With only a handful of emergency calls in the town on Tuesday, there wasn’t very much business for any ambulance company — especially the one no longer dispatched by Rotterdam police.
Starting at midnight, dispatchers were under a directive to send one of two rigs from Mohawk Ambulance stationed in town to all emergency calls. Still, crews with Rotterdam Emergency Medical Services Inc. came to work as scheduled, knowing they could spend their entire shift doing menial tasks around the company’s two stations in town instead of tending to medical calls.
Then around 3:30 p.m., the unlikely happened: REMS received a call for service. Though both of Mohawk’s ambulances were unoccupied at the time, the caller apparently requested the town’s not-for-profit company by name, something that helped to lift spirits among its crew of roughly four dozen emergency medical technicians and paramedics, mostly part-timers.
“When that call came in, it raised a lot of hope in the room,” acknowledged Mario Farina, the not-for-profit company’s chief of operations. “It’s difficult, but we’re trying to stay positive.”
Support for REMS has been growing around town as the company battles for its future. Hundreds turned out at a meeting of the Highbridge Civic Association Monday — an organization that normally draws an audience of about a dozen —after Deputy Supervisor Wayne Calder was placed on the agenda to discuss the future of the town’s emergency medical services.
Some local businesses have posted messages supporting for REMS. And there’s an ongoing petition drive encouraging a state investigation into the circumstances surrounding the town’s effort to secure a new ambulance contract.
Both REMS and Mohawk are expected to submit proposals for the town’s emergency medical services in the coming weeks. Town officials are expected to hear pitches from both companies on Dec. 5 and then to vote on the matter on Dec. 11.
Mohawk released a statement through a spokesman indicating it remains committed to Rotterdam. The company is now dispatching ambulances from the Rotterdam Senior Center.

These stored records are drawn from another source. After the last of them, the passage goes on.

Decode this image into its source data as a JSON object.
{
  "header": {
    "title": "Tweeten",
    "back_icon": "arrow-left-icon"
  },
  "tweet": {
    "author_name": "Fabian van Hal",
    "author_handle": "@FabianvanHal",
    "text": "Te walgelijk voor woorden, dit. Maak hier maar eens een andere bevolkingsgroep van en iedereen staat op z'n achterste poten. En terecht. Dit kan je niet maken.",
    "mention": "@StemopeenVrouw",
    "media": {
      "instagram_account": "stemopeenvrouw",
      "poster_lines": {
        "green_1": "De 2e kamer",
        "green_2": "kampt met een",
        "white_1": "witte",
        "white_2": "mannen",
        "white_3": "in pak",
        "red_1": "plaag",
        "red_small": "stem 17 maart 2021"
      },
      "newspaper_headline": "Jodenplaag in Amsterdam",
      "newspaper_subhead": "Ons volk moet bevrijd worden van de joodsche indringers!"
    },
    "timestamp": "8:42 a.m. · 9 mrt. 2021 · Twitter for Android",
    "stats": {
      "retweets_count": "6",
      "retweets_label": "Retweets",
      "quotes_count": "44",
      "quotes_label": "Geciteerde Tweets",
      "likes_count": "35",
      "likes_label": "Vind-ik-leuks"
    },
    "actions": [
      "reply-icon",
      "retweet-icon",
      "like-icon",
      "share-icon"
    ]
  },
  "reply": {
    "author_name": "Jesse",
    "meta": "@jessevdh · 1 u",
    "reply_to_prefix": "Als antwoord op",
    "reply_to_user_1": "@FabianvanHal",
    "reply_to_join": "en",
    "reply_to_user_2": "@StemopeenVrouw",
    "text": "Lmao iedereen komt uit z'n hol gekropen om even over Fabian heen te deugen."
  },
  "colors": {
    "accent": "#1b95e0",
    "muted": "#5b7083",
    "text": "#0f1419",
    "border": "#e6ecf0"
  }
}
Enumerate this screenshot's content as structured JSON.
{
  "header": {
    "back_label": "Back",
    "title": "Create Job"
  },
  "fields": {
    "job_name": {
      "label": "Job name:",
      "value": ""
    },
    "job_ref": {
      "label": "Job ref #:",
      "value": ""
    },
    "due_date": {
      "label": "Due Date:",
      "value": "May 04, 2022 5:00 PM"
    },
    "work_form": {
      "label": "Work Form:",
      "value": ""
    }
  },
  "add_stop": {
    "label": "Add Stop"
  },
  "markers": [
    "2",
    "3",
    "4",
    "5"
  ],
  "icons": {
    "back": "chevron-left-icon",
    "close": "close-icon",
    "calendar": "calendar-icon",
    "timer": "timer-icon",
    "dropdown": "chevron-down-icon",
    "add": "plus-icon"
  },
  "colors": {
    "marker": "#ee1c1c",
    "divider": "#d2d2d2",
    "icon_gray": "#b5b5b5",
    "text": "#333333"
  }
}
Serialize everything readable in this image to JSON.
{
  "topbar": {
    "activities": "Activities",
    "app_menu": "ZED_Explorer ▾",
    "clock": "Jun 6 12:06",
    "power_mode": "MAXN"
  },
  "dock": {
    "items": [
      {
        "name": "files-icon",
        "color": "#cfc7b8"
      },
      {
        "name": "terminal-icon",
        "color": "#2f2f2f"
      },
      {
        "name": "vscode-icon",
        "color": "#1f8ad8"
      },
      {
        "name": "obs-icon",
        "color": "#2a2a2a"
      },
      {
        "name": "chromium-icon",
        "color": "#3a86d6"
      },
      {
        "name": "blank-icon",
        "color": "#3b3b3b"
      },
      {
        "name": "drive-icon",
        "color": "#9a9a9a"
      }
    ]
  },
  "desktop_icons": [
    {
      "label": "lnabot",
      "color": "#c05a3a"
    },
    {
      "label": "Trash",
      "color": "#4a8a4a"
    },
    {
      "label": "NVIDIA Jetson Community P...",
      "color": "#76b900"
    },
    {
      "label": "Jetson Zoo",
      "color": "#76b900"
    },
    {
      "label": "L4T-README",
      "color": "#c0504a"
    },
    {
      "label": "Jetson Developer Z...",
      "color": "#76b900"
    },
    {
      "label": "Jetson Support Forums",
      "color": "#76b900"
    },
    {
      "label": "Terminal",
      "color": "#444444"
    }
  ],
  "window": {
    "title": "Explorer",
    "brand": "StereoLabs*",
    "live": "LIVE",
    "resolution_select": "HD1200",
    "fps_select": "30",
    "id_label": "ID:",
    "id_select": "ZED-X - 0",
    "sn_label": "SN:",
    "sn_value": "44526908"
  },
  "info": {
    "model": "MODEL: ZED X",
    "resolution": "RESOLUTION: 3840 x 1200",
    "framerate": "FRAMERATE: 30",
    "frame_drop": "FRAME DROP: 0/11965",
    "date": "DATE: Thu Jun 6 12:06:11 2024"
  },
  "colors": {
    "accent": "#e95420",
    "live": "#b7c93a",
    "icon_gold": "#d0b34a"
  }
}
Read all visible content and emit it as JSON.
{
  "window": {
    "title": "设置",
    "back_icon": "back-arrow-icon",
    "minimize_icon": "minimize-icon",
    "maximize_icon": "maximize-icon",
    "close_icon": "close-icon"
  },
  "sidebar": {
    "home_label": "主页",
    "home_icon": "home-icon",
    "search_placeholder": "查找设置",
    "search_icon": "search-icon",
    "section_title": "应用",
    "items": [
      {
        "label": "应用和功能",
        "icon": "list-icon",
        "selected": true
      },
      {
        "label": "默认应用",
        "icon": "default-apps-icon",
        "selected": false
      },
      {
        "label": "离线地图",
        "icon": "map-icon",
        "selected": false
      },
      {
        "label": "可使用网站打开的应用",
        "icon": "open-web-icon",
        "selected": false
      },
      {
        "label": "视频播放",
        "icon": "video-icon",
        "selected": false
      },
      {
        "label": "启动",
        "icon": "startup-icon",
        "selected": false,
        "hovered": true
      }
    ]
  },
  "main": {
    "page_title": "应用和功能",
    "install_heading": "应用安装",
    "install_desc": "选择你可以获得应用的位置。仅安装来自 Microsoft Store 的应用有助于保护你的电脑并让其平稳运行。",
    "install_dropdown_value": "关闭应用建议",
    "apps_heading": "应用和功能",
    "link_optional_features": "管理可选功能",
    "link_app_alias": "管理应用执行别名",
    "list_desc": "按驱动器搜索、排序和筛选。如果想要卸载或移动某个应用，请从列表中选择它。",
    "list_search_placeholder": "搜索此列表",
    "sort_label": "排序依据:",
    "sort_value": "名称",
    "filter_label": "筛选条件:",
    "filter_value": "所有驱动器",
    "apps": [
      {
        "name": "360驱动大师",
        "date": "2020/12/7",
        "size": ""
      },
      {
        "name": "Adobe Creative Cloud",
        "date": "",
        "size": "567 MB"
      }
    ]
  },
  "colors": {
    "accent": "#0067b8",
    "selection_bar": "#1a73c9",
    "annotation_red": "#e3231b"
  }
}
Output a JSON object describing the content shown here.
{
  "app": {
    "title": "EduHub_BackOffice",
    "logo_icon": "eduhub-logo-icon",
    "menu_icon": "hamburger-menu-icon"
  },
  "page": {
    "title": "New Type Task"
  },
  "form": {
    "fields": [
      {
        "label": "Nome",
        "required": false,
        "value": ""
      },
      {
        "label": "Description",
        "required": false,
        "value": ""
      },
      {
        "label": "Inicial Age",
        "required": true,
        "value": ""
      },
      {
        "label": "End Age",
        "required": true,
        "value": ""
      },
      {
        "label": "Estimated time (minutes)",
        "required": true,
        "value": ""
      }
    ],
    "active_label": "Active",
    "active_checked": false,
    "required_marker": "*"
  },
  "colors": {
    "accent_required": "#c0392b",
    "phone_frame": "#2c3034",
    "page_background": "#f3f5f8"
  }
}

REMS has been the primary ambulance dispatched to emergencies ever since the company was formed by the merger of two volunteer organizations in 2004. The town-funded paramedics operating out of the police department were also dispatched to emergencies to provide advance life support services.
But the paramedics were eliminated by Supervisor Harry Buffardi as a cost-savings measure adopted this month in the 2014 budget. The service was expected to run through the end of the year, but Police Chief James Hamilton claimed there weren’t enough full- or part-time paramedics available to fill the schedule.
REMS offered to provide a paramedic service by bringing aboard the ones left unemployed by the town. Dean Romano, a former town paramedic hired to coordinate advance life support services with REMS, said the company is could provide the same level of care as Mohawk.
“We requested [the police] reconsider dispatching REMS as they had in the past, but they’ve decided to not do that,” he said.
Buffardi said the switch in dispatching practices was necessary to ensure a “seamless” transition before a new contract is signed. He said the decision had nothing to do with preference.
“We have a process we have to go through,” he said.
Only critics believe the decision has already been made. Stan Wilgoki, one of the town’s part-time paramedics now working with REMS, believes the paramedic service cut by the budget was part of a tacit agreement the Buffardi administration had with Mohawk months in advance.
“The paramedic program was cut with the knowledge that all these things were in the works to be approved,” he said.
REMS will now make an appeal to both the board and town residents to preserve its future. Without the ambulance contract, the company will most likely face dissolution sometime next year.
Now the company is urging residents who support them to request REMS by name. Wilgoki hopes the people who want REMS to remain the town’s primary ambulance will make their voices heard.
“When you compare the two services, you have to wonder why there’s an issue,” he said.